Both the Turkish and Rhodesli immigrants arrived in America speaking little English. Instead, they spoke Ladino (also known as Judeo-Spanish). Ladino is a Spanish dialect that incorporates many words from Hebrew, Turkish, Greek, Arabic and more, reflecting the history and nomadic travels of its speakers.
Few within Seattle’s Sephardic community are lucky enough to be fluent in the language today, but many still know and use Ladino phrases and slang that they have carried with them since childhood. The Ladineros is a group of community members who participate in regular Ladino classes together, enjoying the company of others who read books and articles in the language of the Old Country.
The Ladino language is enjoying a worldwide revival, much of it centered right here in Seattle. The University of Washington’s Sephardic Studies Program has brought Ladino to the classroom, in addition to sponsoring an annual International Ladino Day program each December for the entire community. UW Professor Devin Naar heads a community initiative that has amassed and preserved the largest collection of old Ladino books and manuscripts
in the country.
One of the strongest connections to our community is at gut level. For many in the community, Sephardic food represents the tastes of our childhood.
Delicacies include savory turnover pastries like bulemas (spinach and cheese), borekas (potato and cheese) and pastelicos (meat). Other favorites are sweet, like biscochos (braided cookies), panizicos (sweet rolls), ashuplados (meringue cookies) and mazapan (marzipan).
Main and side dishes include yaprakes (stuffed grape leaves), keftes de prasa (leek patties), quashado (spinach souffle), calabasas (zucchini stuffed with hamburger), berenjena (eggplant stew) and megina (matza and meat pie).

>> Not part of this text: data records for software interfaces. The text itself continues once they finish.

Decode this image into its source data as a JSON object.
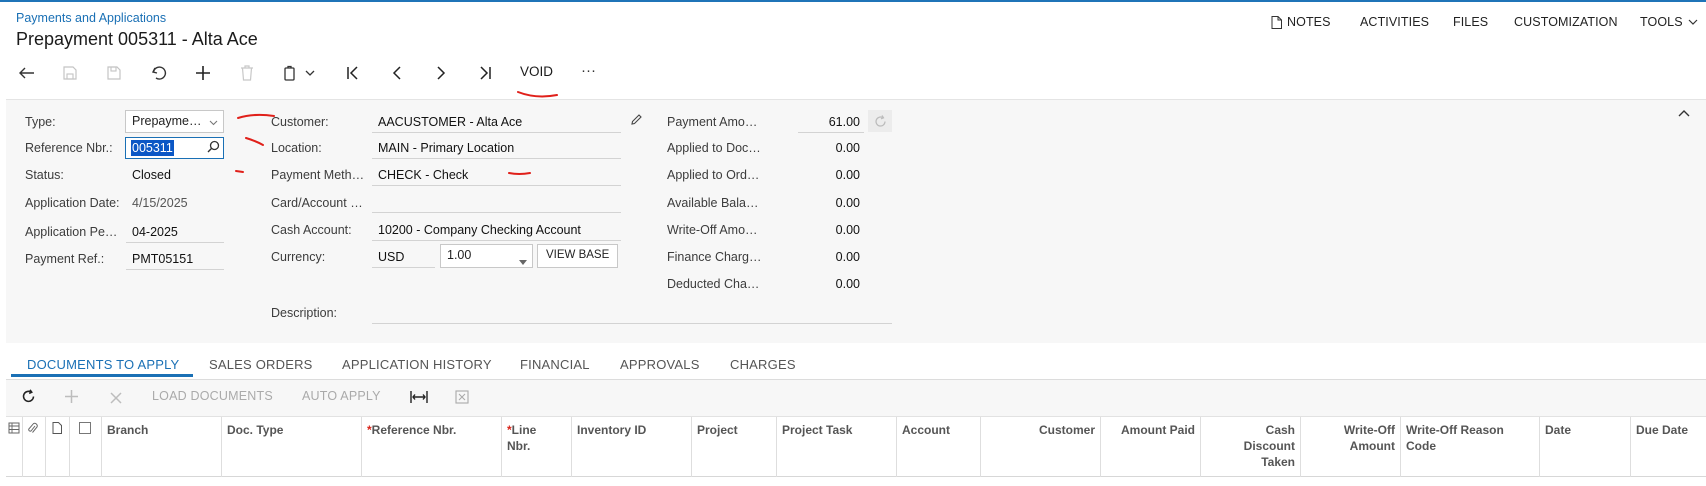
{
  "breadcrumb": "Payments and Applications",
  "title": "Prepayment 005311 - Alta Ace",
  "top_menu": {
    "notes": "NOTES",
    "activities": "ACTIVITIES",
    "files": "FILES",
    "customization": "CUSTOMIZATION",
    "tools": "TOOLS"
  },
  "toolbar": {
    "void_label": "VOID",
    "more_label": "···"
  },
  "form": {
    "type_label": "Type:",
    "type_value": "Prepayme…",
    "ref_label": "Reference Nbr.:",
    "ref_value": "005311",
    "status_label": "Status:",
    "status_value": "Closed",
    "app_date_label": "Application Date:",
    "app_date_value": "4/15/2025",
    "app_period_label": "Application Pe…",
    "app_period_value": "04-2025",
    "payment_ref_label": "Payment Ref.:",
    "payment_ref_value": "PMT05151",
    "customer_label": "Customer:",
    "customer_value": "AACUSTOMER - Alta Ace",
    "location_label": "Location:",
    "location_value": "MAIN - Primary Location",
    "payment_method_label": "Payment Meth…",
    "payment_method_value": "CHECK - Check",
    "card_label": "Card/Account …",
    "cash_account_label": "Cash Account:",
    "cash_account_value": "10200 - Company Checking Account",
    "currency_label": "Currency:",
    "currency_value": "USD",
    "currency_rate": "1.00",
    "view_base_label": "VIEW BASE",
    "description_label": "Description:"
  },
  "amounts": [
    {
      "label": "Payment Amo…",
      "value": "61.00"
    },
    {
      "label": "Applied to Doc…",
      "value": "0.00"
    },
    {
      "label": "Applied to Ord…",
      "value": "0.00"
    },
    {
      "label": "Available Bala…",
      "value": "0.00"
    },
    {
      "label": "Write-Off Amo…",
      "value": "0.00"
    },
    {
      "label": "Finance Charg…",
      "value": "0.00"
    },
    {
      "label": "Deducted Cha…",
      "value": "0.00"
    }
  ],
  "tabs": [
    {
      "label": "DOCUMENTS TO APPLY"
    },
    {
      "label": "SALES ORDERS"
    },
    {
      "label": "APPLICATION HISTORY"
    },
    {
      "label": "FINANCIAL"
    },
    {
      "label": "APPROVALS"
    },
    {
      "label": "CHARGES"
    }
  ],
  "grid_toolbar": {
    "load_documents": "LOAD DOCUMENTS",
    "auto_apply": "AUTO APPLY"
  },
  "columns": {
    "branch": "Branch",
    "doc_type": "Doc. Type",
    "reference_nbr": "Reference Nbr.",
    "line_nbr_1": "Line",
    "line_nbr_2": "Nbr.",
    "inventory_id": "Inventory ID",
    "project": "Project",
    "project_task": "Project Task",
    "account": "Account",
    "customer": "Customer",
    "amount_paid": "Amount Paid",
    "cash_discount_1": "Cash",
    "cash_discount_2": "Discount",
    "cash_discount_3": "Taken",
    "write_off_amount_1": "Write-Off",
    "write_off_amount_2": "Amount",
    "write_off_reason_1": "Write-Off Reason",
    "write_off_reason_2": "Code",
    "date": "Date",
    "due_date": "Due Date"
  },
  "colors": {
    "accent": "#1a70b5",
    "required": "#d9241a",
    "annotation": "#e0201a",
    "selection": "#0b57c5"
  }
}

As part of a pre- or post-meal tradition, some Sephardim follow the ways of the “Old Country” by sipping raki (also known as arak), a clear anise-flavored liqueur made from raisins.